Cutting A Dado With A Wood Router

Click thumbnail to view full-size
The workpiece is clamped (with the orange "dogs") onto a workmate bench.Moving from left to right (starting in the center of this piece) does not splinter the end grain, but...exiting the end grain splinters, even on this plywood.  Were it a piece of lumber instead the splintering would be much worse.The workpiece is marked for cutting; the nearer line is for the guide bar.The almost inevitable result of routing from right to left; the router has jumped away from the guide periodically and the cut is not straight at all.The guide is clamped in place, with the clamps completely under the surface and out of the way.The cut has just barely been started; just enough to verify that it is in the right place.Stopping just short of the right side so as not to splinter the wood.The final half inch of cut carefully done from the right, the cut is now complete with no splintering or wandering.
The workpiece is clamped (with the orange "dogs") onto a workmate bench.
The workpiece is clamped (with the orange "dogs") onto a workmate bench. | Source
Moving from left to right (starting in the center of this piece) does not splinter the end grain, but...
Moving from left to right (starting in the center of this piece) does not splinter the end grain, but... | Source
exiting the end grain splinters, even on this plywood.  Were it a piece of lumber instead the splintering would be much worse.
exiting the end grain splinters, even on this plywood. Were it a piece of lumber instead the splintering would be much worse. | Source
The workpiece is marked for cutting; the nearer line is for the guide bar.
The workpiece is marked for cutting; the nearer line is for the guide bar. | Source
The almost inevitable result of routing from right to left; the router has jumped away from the guide periodically and the cut is not straight at all.
The almost inevitable result of routing from right to left; the router has jumped away from the guide periodically and the cut is not straight at all. | Source
The guide is clamped in place, with the clamps completely under the surface and out of the way.
The guide is clamped in place, with the clamps completely under the surface and out of the way. | Source
The cut has just barely been started; just enough to verify that it is in the right place.
The cut has just barely been started; just enough to verify that it is in the right place. | Source
Stopping just short of the right side so as not to splinter the wood.
Stopping just short of the right side so as not to splinter the wood. | Source
The final half inch of cut carefully done from the right, the cut is now complete with no splintering or wandering.
The final half inch of cut carefully done from the right, the cut is now complete with no splintering or wandering. | Source

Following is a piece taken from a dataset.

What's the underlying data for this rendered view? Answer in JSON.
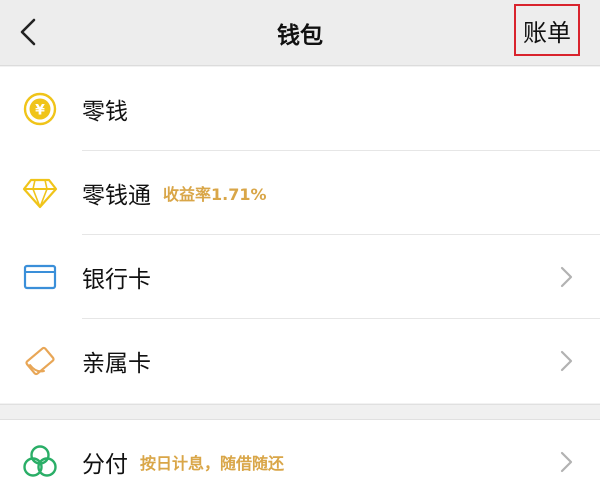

Comments

    0 of 8192 characters used
    Post Comment

    • theraggededge profile image

      Bev 4 years ago from Wales

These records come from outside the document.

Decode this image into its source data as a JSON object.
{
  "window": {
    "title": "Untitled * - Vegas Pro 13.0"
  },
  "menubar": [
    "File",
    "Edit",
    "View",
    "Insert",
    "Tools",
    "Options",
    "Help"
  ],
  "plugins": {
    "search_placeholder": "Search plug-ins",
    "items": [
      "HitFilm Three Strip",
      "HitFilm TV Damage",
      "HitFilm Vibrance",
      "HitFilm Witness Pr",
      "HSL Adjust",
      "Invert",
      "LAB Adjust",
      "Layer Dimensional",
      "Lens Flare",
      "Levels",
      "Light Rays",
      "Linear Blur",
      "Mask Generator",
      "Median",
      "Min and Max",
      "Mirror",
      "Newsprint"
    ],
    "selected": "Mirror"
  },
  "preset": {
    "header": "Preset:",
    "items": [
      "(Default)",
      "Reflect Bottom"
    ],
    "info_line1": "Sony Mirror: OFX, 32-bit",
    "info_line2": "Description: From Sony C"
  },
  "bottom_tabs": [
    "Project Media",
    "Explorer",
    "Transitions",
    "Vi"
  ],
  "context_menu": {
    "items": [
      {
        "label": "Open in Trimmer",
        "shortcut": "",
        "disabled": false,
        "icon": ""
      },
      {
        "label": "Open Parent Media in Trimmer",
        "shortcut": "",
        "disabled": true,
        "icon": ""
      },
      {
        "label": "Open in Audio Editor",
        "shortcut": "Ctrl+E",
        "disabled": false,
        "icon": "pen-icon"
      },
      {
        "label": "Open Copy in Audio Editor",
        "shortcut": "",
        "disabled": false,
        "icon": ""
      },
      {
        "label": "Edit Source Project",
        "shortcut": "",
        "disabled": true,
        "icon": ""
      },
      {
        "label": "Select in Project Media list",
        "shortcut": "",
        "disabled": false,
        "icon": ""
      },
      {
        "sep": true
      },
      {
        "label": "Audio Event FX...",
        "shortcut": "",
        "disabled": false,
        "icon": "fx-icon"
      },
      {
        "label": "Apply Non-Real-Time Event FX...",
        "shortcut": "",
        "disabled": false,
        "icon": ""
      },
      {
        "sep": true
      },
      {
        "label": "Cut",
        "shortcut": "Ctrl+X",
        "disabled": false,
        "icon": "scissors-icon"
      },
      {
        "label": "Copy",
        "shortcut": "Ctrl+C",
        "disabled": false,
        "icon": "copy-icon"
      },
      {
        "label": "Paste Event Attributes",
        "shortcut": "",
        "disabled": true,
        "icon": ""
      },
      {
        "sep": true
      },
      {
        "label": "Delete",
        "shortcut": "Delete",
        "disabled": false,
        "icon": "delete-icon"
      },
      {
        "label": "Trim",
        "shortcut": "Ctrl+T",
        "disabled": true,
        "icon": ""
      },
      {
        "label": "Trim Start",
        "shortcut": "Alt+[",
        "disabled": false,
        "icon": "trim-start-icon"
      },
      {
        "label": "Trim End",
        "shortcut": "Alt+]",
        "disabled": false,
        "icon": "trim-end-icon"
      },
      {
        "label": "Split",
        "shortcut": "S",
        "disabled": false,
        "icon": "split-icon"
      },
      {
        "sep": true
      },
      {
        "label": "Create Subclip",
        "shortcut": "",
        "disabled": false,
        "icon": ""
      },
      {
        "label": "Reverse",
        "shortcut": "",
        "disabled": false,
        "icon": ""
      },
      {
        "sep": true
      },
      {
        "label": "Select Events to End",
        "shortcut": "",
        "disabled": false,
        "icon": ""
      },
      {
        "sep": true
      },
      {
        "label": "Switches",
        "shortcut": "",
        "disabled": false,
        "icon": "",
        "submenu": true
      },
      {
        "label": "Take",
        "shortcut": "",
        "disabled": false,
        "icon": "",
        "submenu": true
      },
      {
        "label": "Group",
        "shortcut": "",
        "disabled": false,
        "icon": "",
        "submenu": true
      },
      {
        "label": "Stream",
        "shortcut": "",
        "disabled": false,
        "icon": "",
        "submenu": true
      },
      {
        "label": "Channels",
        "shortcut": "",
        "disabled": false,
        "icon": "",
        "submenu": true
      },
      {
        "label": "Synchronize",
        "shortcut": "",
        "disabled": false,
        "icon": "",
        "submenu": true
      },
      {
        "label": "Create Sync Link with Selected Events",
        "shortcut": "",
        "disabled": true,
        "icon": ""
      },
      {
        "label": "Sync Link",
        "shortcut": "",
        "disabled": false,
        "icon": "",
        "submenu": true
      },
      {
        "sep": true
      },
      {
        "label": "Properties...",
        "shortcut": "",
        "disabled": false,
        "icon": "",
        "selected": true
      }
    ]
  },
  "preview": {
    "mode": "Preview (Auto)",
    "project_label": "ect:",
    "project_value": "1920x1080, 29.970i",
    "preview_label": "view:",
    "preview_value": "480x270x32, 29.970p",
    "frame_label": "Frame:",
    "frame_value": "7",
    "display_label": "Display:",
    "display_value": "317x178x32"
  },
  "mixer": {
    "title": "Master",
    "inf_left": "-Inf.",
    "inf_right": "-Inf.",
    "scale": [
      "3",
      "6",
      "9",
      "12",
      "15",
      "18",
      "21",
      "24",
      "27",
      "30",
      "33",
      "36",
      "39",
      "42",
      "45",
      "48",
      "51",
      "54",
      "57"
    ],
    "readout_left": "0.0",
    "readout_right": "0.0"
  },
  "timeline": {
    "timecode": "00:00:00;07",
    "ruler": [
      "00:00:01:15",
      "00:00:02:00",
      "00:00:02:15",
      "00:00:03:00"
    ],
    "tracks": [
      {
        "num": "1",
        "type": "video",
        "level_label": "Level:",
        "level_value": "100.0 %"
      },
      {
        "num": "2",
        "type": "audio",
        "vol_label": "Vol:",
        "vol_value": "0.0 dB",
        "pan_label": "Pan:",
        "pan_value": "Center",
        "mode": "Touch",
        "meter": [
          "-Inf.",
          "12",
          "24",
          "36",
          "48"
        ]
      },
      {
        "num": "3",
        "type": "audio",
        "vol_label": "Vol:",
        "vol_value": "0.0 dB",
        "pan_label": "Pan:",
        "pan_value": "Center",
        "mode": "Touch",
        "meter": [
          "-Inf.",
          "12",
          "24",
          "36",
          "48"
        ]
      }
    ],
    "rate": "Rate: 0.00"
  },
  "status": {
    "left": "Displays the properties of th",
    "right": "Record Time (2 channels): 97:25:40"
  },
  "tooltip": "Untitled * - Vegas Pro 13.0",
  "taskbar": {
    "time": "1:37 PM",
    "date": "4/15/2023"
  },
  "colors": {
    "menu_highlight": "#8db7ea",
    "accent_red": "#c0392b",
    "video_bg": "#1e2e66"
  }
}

      Well, I wouldn't go as far as saying I could do anything with a router - but if I had to do something with one, then I would definitely come to you for advice!

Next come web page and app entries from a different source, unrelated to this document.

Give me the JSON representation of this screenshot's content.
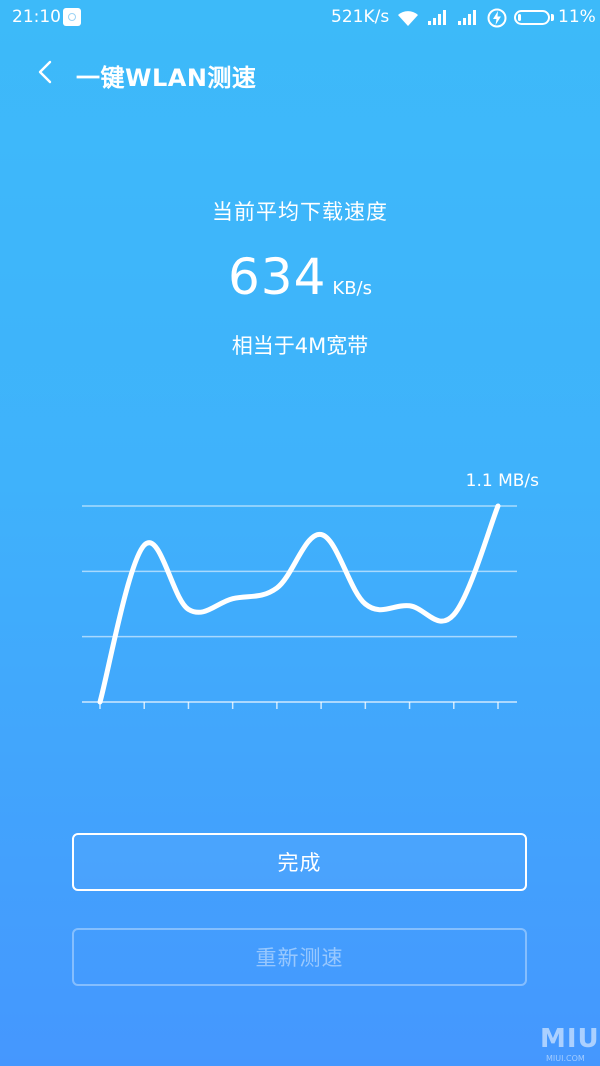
{
  "status_bar": {
    "time": "21:10",
    "network_speed": "521K/s",
    "battery_percent": "11%",
    "battery_level": 0.11,
    "icons": [
      "notification-icon",
      "wifi-icon",
      "signal-icon",
      "signal-icon",
      "charging-icon",
      "battery-icon"
    ]
  },
  "header": {
    "back_icon": "chevron-left-icon",
    "title": "一键WLAN测速"
  },
  "result": {
    "caption": "当前平均下载速度",
    "speed_value": "634",
    "speed_unit": "KB/s",
    "bandwidth": "相当于4M宽带"
  },
  "chart_data": {
    "type": "line",
    "max_label": "1.1 MB/s",
    "ylim": [
      0,
      1.1
    ],
    "grid": true,
    "x_ticks": 10,
    "x": [
      0,
      1,
      2,
      3,
      4,
      5,
      6,
      7,
      8,
      9
    ],
    "series": [
      {
        "values": [
          0,
          0.88,
          0.52,
          0.58,
          0.64,
          0.94,
          0.55,
          0.54,
          0.49,
          1.1
        ]
      }
    ]
  },
  "buttons": {
    "done_label": "完成",
    "retest_label": "重新测速"
  },
  "watermark": {
    "brand": "MIUI",
    "sub": "MIUI.COM"
  },
  "colors": {
    "bg_top": "#3dbaf9",
    "bg_bottom": "#4597fe",
    "foreground": "#ffffff"
  }
}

    • wilderness profile image
      Author

      Dan Harmon 4 years ago from Boise, Idaho

      Thanks, Ragged. Router can be fun to use and they can really dress up a wood project.

    Click to Rate This Article